Using natural language processing, Farrell scanned lists of attendees and speakers at philanthropic events, written materials related to philanthropy, and lists of philanthropic board members and lifetime achievement award winners. He then cross-referenced them with persons and organizations promoting climate misinformation from 1993–2007.

In the decade from 1997 to 2006, the visible misinformation network grew dramatically. Data show the number of persons involved increased by 443 percent, and the number of organizations involved increased by 384 percent. Of those involved, 91 percent of organizations received corporate funding, and 86 percent of people were affiliated with organizations that received corporate funding. After 2006, these numbers declined slightly—but the misinformation network remained.

Research from Brulle finds that fossil fuel and conservative foundations stalled international policy initiatives and public climate education campaigns in the early 2000s. Amidst pushback like public shaming from the Union of Concerned Scientists and Greenpeace, public contributions from large conservative organizations like Koch Affiliated Foundations and the ExxonMobil Foundation diminished.

It is impossible to determine if Koch and Exxon continue to fund counter-climate movements and misinformation campaigns. However, as Koch and Exxon’s public contributions dwindled, contributions to DonorsTrust and Donors Capital Fund increased during this same period. These funds go to think tanks, trade associations, and advocacy organizations that work to slow climate mitigation policy. DonorsTrust and Donors Capital Fund are known as donor-advised funds (DAFs), centralized charitable accounts that support untraceable tax-deductible donations to public charities. DAFs are rising in popularity: the National Philanthropic Trust’s 2022 Donor-Advised Fund Report reported that DAFs gave $45.74 billion in grants in 2021, a 64 percent increase from 2019.

In the race against climate change, every dollar matters. Total annual investment in low-carbon energy and energy efficiency needs to increase five-fold by 2050 to enable the transition to a zero-carbon society globally. It is unlikely that public sector financing alone can manage this task.

Modern philanthropy is a growing sector with immense potential. New philanthropies created after 1990 are responsible for half of foundation giving today, and three-quarters of all operating foundations were established in the last 25 years. Novel efforts like the Giving Pledge, an initiative from Bill and Melinda Gates that pledges billionaires to voluntarily give away half of their fortune, posit that wealth should be committed to solving problems rather than maintaining endowments. Mackenzie Scott’s unprecedented $6 billion in trust-based donations similarly signals a growing practice in public giving.

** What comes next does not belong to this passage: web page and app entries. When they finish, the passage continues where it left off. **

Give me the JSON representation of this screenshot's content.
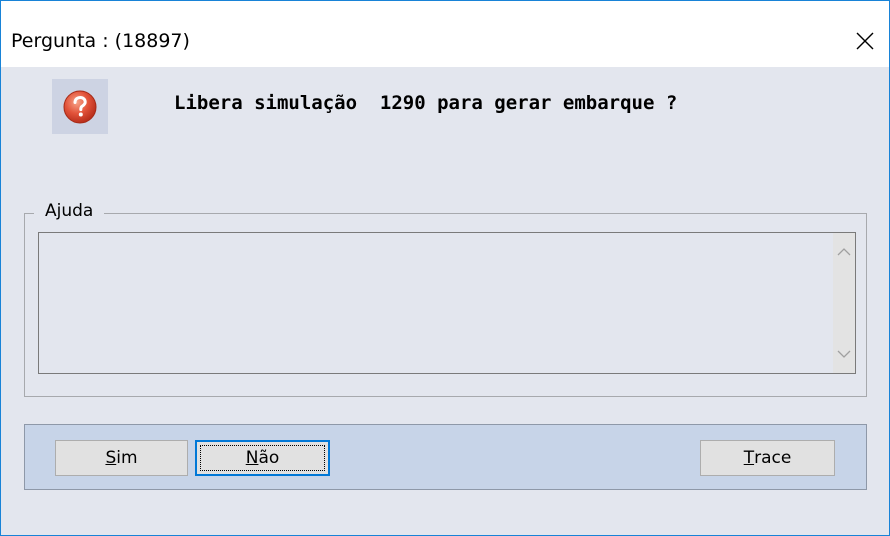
{
  "window": {
    "title": "Pergunta : (18897)",
    "close_icon": "close-icon"
  },
  "question": {
    "icon": "question-icon",
    "text": "Libera simulação  1290 para gerar embarque ?"
  },
  "help": {
    "legend": "Ajuda",
    "text": ""
  },
  "buttons": {
    "sim": {
      "accel": "S",
      "rest": "im"
    },
    "nao": {
      "accel": "N",
      "rest": "ão"
    },
    "trace": {
      "accel": "T",
      "rest": "race"
    }
  },
  "colors": {
    "window_border": "#1883d7",
    "client_bg": "#e3e6ee",
    "button_panel_bg": "#c7d4e8",
    "focus_border": "#0078d7",
    "question_icon": "#e2533a"
  }
}
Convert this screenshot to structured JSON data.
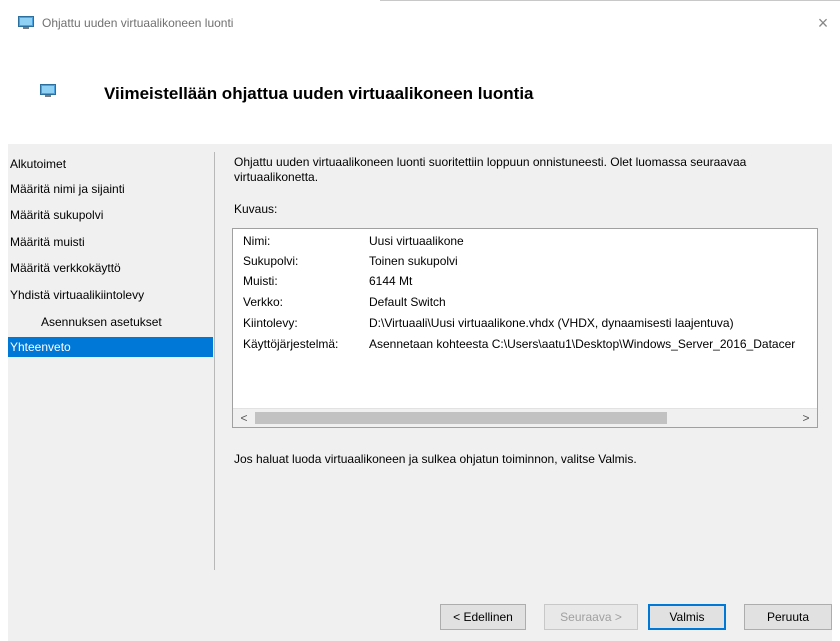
{
  "window": {
    "title": "Ohjattu uuden virtuaalikoneen luonti",
    "close_glyph": "×"
  },
  "header": {
    "title": "Viimeistellään ohjattua uuden virtuaalikoneen luontia"
  },
  "nav": {
    "items": [
      {
        "label": "Alkutoimet",
        "selected": false
      },
      {
        "label": "Määritä nimi ja sijainti",
        "selected": false
      },
      {
        "label": "Määritä sukupolvi",
        "selected": false
      },
      {
        "label": "Määritä muisti",
        "selected": false
      },
      {
        "label": "Määritä verkkokäyttö",
        "selected": false
      },
      {
        "label": "Yhdistä virtuaalikiintolevy",
        "selected": false
      },
      {
        "label": "Asennuksen asetukset",
        "selected": false
      },
      {
        "label": "Yhteenveto",
        "selected": true
      }
    ]
  },
  "content": {
    "intro": "Ohjattu uuden virtuaalikoneen luonti suoritettiin loppuun onnistuneesti. Olet luomassa seuraavaa virtuaalikonetta.",
    "description_label": "Kuvaus:",
    "summary": [
      {
        "key": "Nimi:",
        "value": "Uusi virtuaalikone"
      },
      {
        "key": "Sukupolvi:",
        "value": "Toinen sukupolvi"
      },
      {
        "key": "Muisti:",
        "value": "6144 Mt"
      },
      {
        "key": "Verkko:",
        "value": "Default Switch"
      },
      {
        "key": "Kiintolevy:",
        "value": "D:\\Virtuaali\\Uusi virtuaalikone.vhdx (VHDX, dynaamisesti laajentuva)"
      },
      {
        "key": "Käyttöjärjestelmä:",
        "value": "Asennetaan kohteesta C:\\Users\\aatu1\\Desktop\\Windows_Server_2016_Datacer"
      }
    ],
    "scroll_left": "<",
    "scroll_right": ">",
    "outro": "Jos haluat luoda virtuaalikoneen ja sulkea ohjatun toiminnon, valitse Valmis."
  },
  "buttons": {
    "previous": "< Edellinen",
    "next": "Seuraava >",
    "finish": "Valmis",
    "cancel": "Peruuta"
  },
  "colors": {
    "selection": "#0078d7",
    "panel_background": "#f0f0f0"
  }
}
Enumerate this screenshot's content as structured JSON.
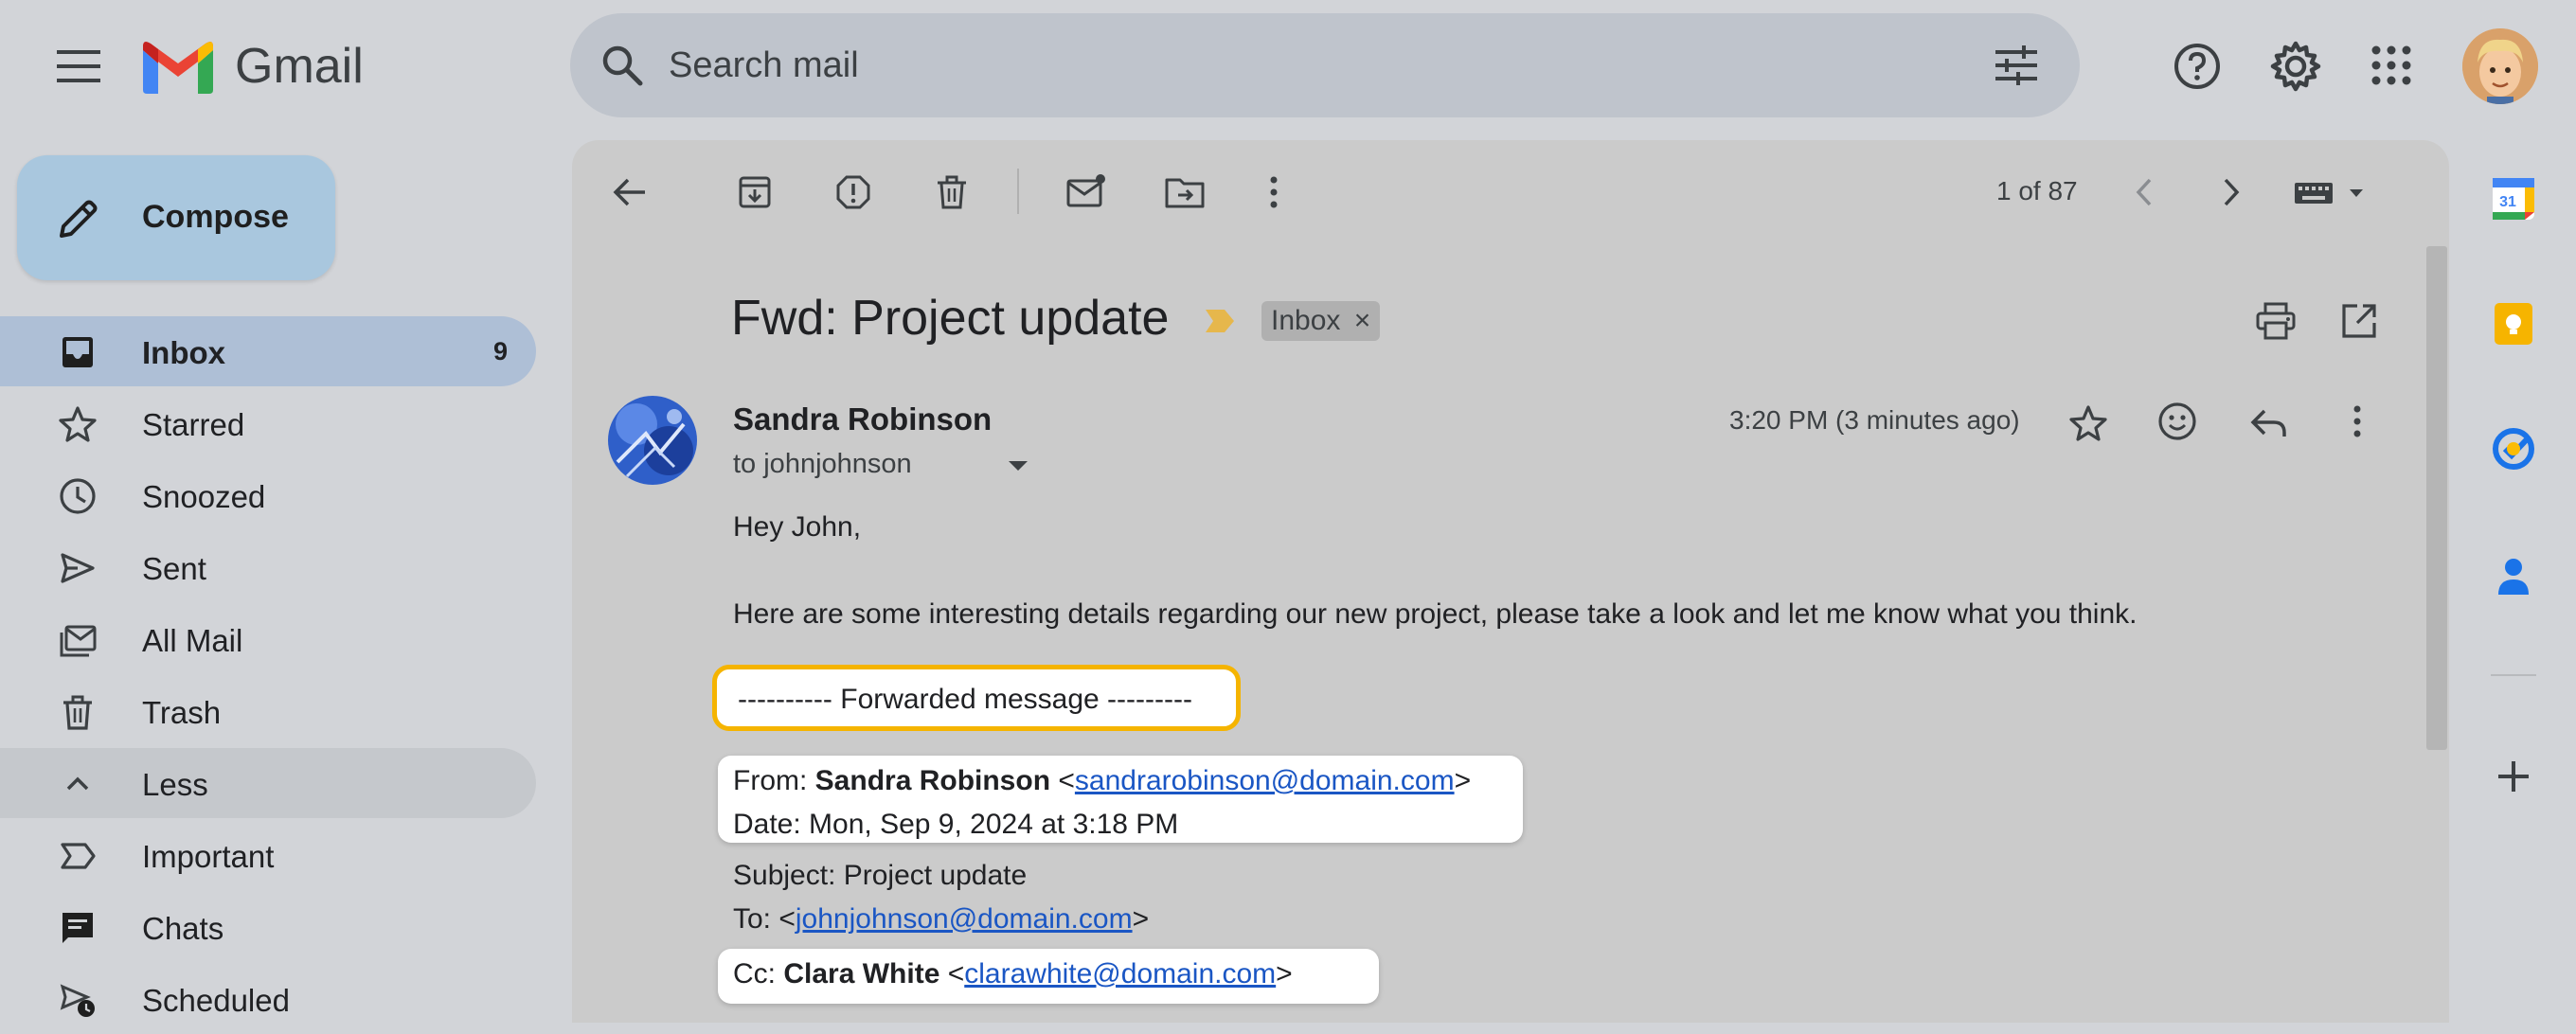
{
  "app": {
    "logo_text": "Gmail",
    "search_placeholder": "Search mail"
  },
  "compose": {
    "label": "Compose"
  },
  "sidebar": {
    "items": [
      {
        "label": "Inbox",
        "count": "9",
        "icon": "inbox-icon",
        "state": "active"
      },
      {
        "label": "Starred",
        "icon": "star-icon"
      },
      {
        "label": "Snoozed",
        "icon": "clock-icon"
      },
      {
        "label": "Sent",
        "icon": "send-icon"
      },
      {
        "label": "All Mail",
        "icon": "all-mail-icon"
      },
      {
        "label": "Trash",
        "icon": "trash-icon"
      },
      {
        "label": "Less",
        "icon": "chevron-up-icon",
        "state": "hover"
      },
      {
        "label": "Important",
        "icon": "important-icon"
      },
      {
        "label": "Chats",
        "icon": "chat-icon"
      },
      {
        "label": "Scheduled",
        "icon": "scheduled-icon"
      }
    ]
  },
  "toolbar": {
    "pager": "1 of 87"
  },
  "message": {
    "subject": "Fwd: Project update",
    "label_badge": "Inbox",
    "label_badge_close": "×",
    "sender_name": "Sandra Robinson",
    "to_line": "to johnjohnson",
    "time": "3:20 PM (3 minutes ago)",
    "greeting": "Hey John,",
    "body": "Here are some interesting details regarding our new project, please take a look and let me know what you think.",
    "forwarded_header": "---------- Forwarded message ---------",
    "from_label": "From: ",
    "from_name": "Sandra Robinson",
    "from_email": "sandrarobinson@domain.com",
    "date_line": "Date: Mon, Sep 9, 2024 at 3:18 PM",
    "subject_line": "Subject: Project update",
    "to_label": "To: ",
    "to_email": "johnjohnson@domain.com",
    "cc_label": "Cc: ",
    "cc_name": "Clara White",
    "cc_email": "clarawhite@domain.com",
    "lt": "<",
    "gt": ">"
  },
  "right_rail": {
    "calendar_day": "31"
  },
  "colors": {
    "highlight_border": "#f5b400",
    "link": "#1a56c4",
    "active_nav": "#aebfd6"
  }
}
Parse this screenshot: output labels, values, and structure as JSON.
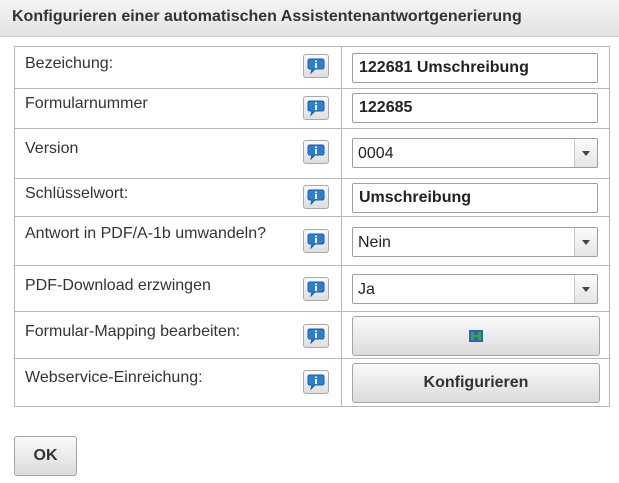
{
  "dialog": {
    "title": "Konfigurieren einer automatischen Assistentenantwortgenerierung"
  },
  "rows": [
    {
      "label": "Bezeichung:",
      "value": "122681 Umschreibung"
    },
    {
      "label": "Formularnummer",
      "value": "122685"
    },
    {
      "label": "Version",
      "value": "0004"
    },
    {
      "label": "Schlüsselwort:",
      "value": "Umschreibung"
    },
    {
      "label": "Antwort in PDF/A-1b umwandeln?",
      "value": "Nein"
    },
    {
      "label": "PDF-Download erzwingen",
      "value": "Ja"
    },
    {
      "label": "Formular-Mapping bearbeiten:",
      "button_icon": "mapping-h-icon"
    },
    {
      "label": "Webservice-Einreichung:",
      "button_label": "Konfigurieren"
    }
  ],
  "footer": {
    "ok_label": "OK"
  },
  "icons": {
    "info": "info-speech-bubble-icon"
  },
  "colors": {
    "info_blue": "#2a7fd4",
    "mapping_green": "#2fae3c"
  }
}
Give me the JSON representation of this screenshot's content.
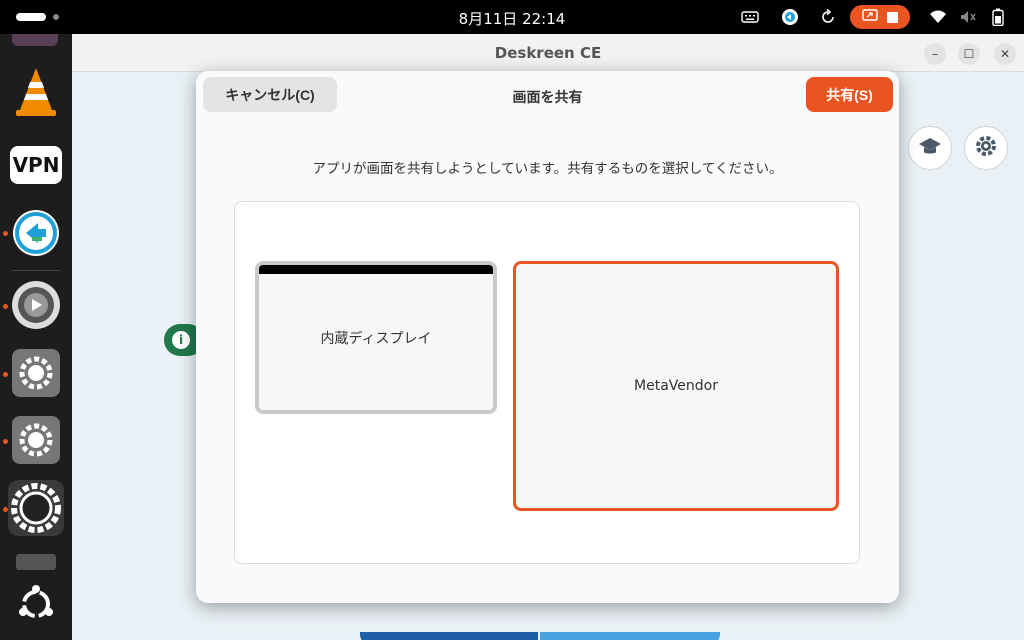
{
  "topbar": {
    "clock": "8月11日  22:14",
    "icons": [
      "keyboard-icon",
      "deskreen-tray-icon",
      "refresh-icon",
      "screen-share-icon",
      "stop-icon",
      "wifi-icon",
      "volume-muted-icon",
      "battery-icon"
    ],
    "accent": "#e95420"
  },
  "dock": {
    "apps": [
      "vlc-icon",
      "vpn-icon",
      "remote-desktop-icon",
      "settings-gear-icon",
      "settings-gear-icon",
      "settings-gear-icon",
      "deskreen-icon",
      "ubuntu-apps-icon"
    ],
    "vpn_label": "VPN"
  },
  "app": {
    "title": "Deskreen CE"
  },
  "dialog": {
    "cancel_label": "キャンセル(C)",
    "title": "画面を共有",
    "share_label": "共有(S)",
    "description": "アプリが画面を共有しようとしています。共有するものを選択してください。",
    "sources": [
      {
        "label": "内蔵ディスプレイ",
        "selected": false
      },
      {
        "label": "MetaVendor",
        "selected": true
      }
    ]
  }
}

With the explosive growth of new sectors comes a rise in concentrated wealth. Forbes tracked 493 new billionaires in 2021, and 236 more in 2022. Existing billionaires’ fortune grew more from 2020–2022 than in the previous 23 years combined. Concentrated wealth deepens global income inequality, and any argument to the contrary is untenable. But there are opportunities to justly redistribute this capital. Educated giving, accountability, and transparency are essential for donors seeking to drive decisive climate action. Spending philanthropic dollars today makes a better climate future more attainable—there is no time (or money) to waste.